Actually, this is a GREAT Zorn release
Allan MacInnis | Vancouver | 10/21/2000
(5 out of 5 stars)

"The person who reads this should be, really, a Zorn fan lost in the maze of his output, scared to invest in a Zorn CD like JUDE that just tortures the listener, or something TRULY strange like ABSINTHE, which is beautiful but really difficult to hook onto. Rest assured -- THIS IS A GOOD ONE. It's the one I'd recommend for anyone considering buying one of the Japanese Zorn releases -- RADIO, somehow, never really appealed to me, GRAND GUIGNOL is a bit too DARK for most folk, and ABSINTHE, like I say, is just STRANGE. Not this disk. It's very varied, at times dark, intense,and violent, and elsewhere playful in bizarre and challenging ways. The "Here Come the 7000 frogs" duet between Zorn on alto and Boredoms weirdo vocalist Y. Eye, gibbering, shrieking, and generally flipping out, is priceless. There's also a surprisingly funky cut here, "Fire and Ice (club scene)." Well worth it. But "Is it safe?", you ask me again, reaching for the dental drill. Yeah, sure, if you're adventurous enough. Heh."
Not quite Torture Garden...
idvego | Alabama | 11/03/2001
(4 out of 5 stars)

""Heretic" is definitely a good record. It's represents a big change for Naked City, though, and if you're looking for another "Torture Garden" or even "Naked City" or "Radio", you won't find it here. This is more experimental, (at times) ambient, and definitely less structured and edgy than the previous Naked City releases. It seems to be a lot of lick-based noise where you have drums, keyboards, other percussion coming in and out, keyboards, other percussion, nothing planned out or even, shall we say, MUSICAL. Not to say it's a bad record, though, because it's definitely worth having, but don't go buying it hoping to get another "Torture Garden" fix, you'll only be disapointed in that case. There are absolutely no elements of grindcore, surf, or much of anything that made up Naked City's original mission, but do give it a chance, it will grow on you if nothing else."
Difficult, but brilliant album-- carves its own style.
Michael Stack | North Chelmsford, MA USA | 03/25/2005
(5 out of 5 stars)

"Naked City was a compositional worshop for John Zorn-- while the band is known for its genre blending jump cut styles and hardcore miniatures, there are a number of other faces to this group, and "Heretic" displays them. "Heretic" exists in sort of an electric improv form that is unique to it-- there's not an attempt at bringing in other genres, no blending swing with hardcore and so on. As a result, it works better in terms of being a coherent statement than much of the other Naked City material.
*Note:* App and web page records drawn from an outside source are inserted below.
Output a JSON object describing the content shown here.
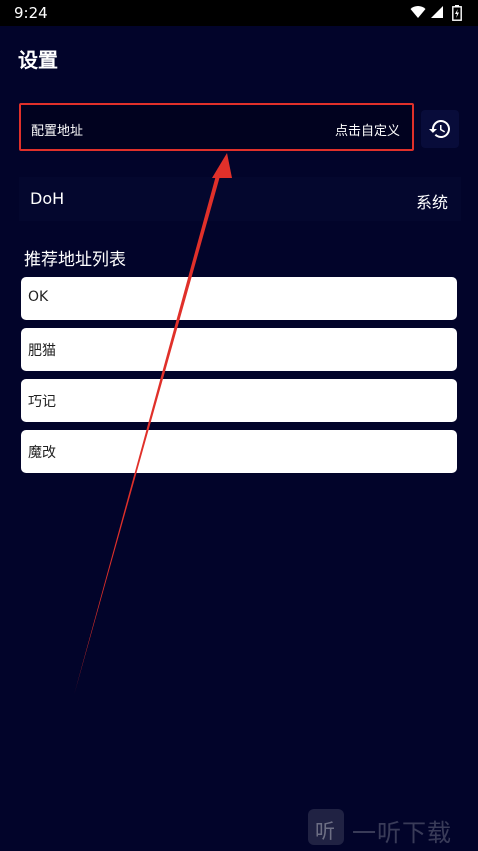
{
  "status_bar": {
    "time": "9:24",
    "icons": [
      "wifi-icon",
      "signal-icon",
      "battery-icon"
    ]
  },
  "page": {
    "title": "设置"
  },
  "address": {
    "label": "配置地址",
    "hint": "点击自定义"
  },
  "history_button": {
    "icon": "history-icon"
  },
  "doh": {
    "label": "DoH",
    "value": "系统"
  },
  "recommended": {
    "title": "推荐地址列表",
    "items": [
      {
        "label": "OK"
      },
      {
        "label": "肥猫"
      },
      {
        "label": "巧记"
      },
      {
        "label": "魔改"
      }
    ]
  },
  "watermark": {
    "logo_glyph": "听",
    "text": "一听下载"
  },
  "colors": {
    "background": "#02042a",
    "highlight_border": "#e0302a",
    "annotation_arrow": "#e0302a",
    "card_background": "#ffffff"
  }
}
One other difference is that the music here lacks the sort of density and business of "Naked City" and "Grand Guignol". This is further accentuated by all of the musicians not appearing on every track, instead we get a number of different views of the band. Like most Zorn material, there's not a lot here that's not terribly interesting, and there is a lot of note-- the churning, building, atonal "Sex Games" and "Saint Jude", zorn/Eye duets ("Sweat, Sperm + Blood", "Here Come the 7,000 Frogs", and "Mantra of Resurrected Sh*t") that reallys show off how brilliantly these two work together, a Frisell/Frith duet that illustrates the strength of the two of them on their instruments ("Vliet"), and speaking of Frisell, his guitar playing really gets shown off on "Submission" with a fractured and disjoint lead. And then there's "Dominatrix 2B", which actually has that jump-cut feel, although moving through the sort of environments and attitudes set up on this album rather than other genres. Also of note are the "Heretic" pieces, on which much of saxaphone technique and vocabulary he developed that are so unique to him are shown off over shifting backgrounds. But perhaps most stunning is "Back Through the Looking Glass", I've been trying to determine how to describe it, but it really needs to be heard to be appreciated.

In its own way, "Heretic" is brilliant-- its a challenging listen, and if you're not firmly entrenched with Zorn's way, its probably going to be difficult to digest, but like many of his works, this one rewards repeated listenings and patience."